Our first race! Our preliminary heat pitted us against Great Britain, China, Netherlands, and Russia. The top two places in the heat advance directly to the A Final, while the remaining crews will race for the remaining spots in the repechage on Thursday.
I always get nervous before a race (call it a healthy respect for our competition). But I was especially nervous this morning… Not only because this is the WORLD CHAMPIONSHIPS (eek!), but because I had absolutely NO IDEA what to expect! The last time (the only time!) I faced these crews was three months ago in Switzerland. And everyone knows that a lot can happen in three months: different lineups, new racing shells, athletes are tapered and ready, etc etc. I mean, I think we’re fast, but at this level, everybody’s fast!!
But Coach sent us out on the water with some good guidance: don’t think about the other boats, just race hard, and the results will work themselves out.
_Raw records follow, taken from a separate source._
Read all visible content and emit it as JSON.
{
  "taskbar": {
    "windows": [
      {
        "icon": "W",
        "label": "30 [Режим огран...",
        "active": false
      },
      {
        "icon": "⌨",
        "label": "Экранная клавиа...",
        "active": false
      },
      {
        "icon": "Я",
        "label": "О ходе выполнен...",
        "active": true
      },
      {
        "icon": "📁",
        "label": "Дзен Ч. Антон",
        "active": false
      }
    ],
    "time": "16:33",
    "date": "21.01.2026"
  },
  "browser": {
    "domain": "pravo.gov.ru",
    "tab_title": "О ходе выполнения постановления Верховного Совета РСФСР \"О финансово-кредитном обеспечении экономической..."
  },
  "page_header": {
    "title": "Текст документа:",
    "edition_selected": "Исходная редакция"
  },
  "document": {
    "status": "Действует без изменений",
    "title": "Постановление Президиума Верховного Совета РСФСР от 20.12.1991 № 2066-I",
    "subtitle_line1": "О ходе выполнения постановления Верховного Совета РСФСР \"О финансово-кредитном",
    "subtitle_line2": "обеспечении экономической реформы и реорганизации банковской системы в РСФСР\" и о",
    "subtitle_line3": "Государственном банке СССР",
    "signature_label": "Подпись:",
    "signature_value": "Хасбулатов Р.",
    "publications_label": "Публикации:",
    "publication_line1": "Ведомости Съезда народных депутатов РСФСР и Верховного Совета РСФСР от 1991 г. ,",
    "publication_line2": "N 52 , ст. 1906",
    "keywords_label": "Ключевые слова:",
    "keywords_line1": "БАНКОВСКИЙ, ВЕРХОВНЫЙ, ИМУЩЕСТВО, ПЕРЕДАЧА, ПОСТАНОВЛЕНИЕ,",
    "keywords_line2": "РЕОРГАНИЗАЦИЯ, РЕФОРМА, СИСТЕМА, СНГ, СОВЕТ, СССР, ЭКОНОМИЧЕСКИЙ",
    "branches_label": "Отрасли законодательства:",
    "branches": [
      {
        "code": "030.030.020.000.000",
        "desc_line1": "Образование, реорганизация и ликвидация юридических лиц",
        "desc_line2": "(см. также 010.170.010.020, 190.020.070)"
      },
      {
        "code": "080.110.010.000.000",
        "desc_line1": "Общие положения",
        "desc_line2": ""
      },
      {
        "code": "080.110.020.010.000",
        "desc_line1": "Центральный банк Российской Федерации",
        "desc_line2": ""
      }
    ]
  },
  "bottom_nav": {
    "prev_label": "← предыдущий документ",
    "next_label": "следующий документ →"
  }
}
Excellent advice!
Once we launched, and started going through our warm-up, the jitters worked themselves out into general excitement—after all, racing is exciting! Mother Nature thankfully decided to be reasonable this morning (light tailwind, mostly flat water), which meant that times were going to be quick! [Rowing background: a tailwind speeds up a crew UNTIL it makes the water choppy. Once the water gets wavy, boats start to swamp, which isn’t fun for anybody]
As for the race, it was AWESOME! We hit a great rhythm right off the starting line, and maintained our power and connection all the way to the finish line. The British and the Dutch put up a good fight, but our base pace was fast enough to give us a healthy margin by the finish (see below). We all felt great: after months of training, it’s such a relief to just go out and pull hard!
Now we’re back at the hotel, and I’m pretty much just propping my eyelids open until a reasonable time to go to bed (I tend to get sleepy after a good race!). I can’t wait until the Finals! It should be a tight race: Canada and Romania both posted fast times in the second heat, and the racing is always intense when there’s a gold medal at stake!
Check out the World Championship coverage on www.row2k.com for race results, photos, and team updates. You can also watch racing on www.worldrowing.com, and I’ve heard rumors that racing is still streaming on www.universalsports.com. Go USA!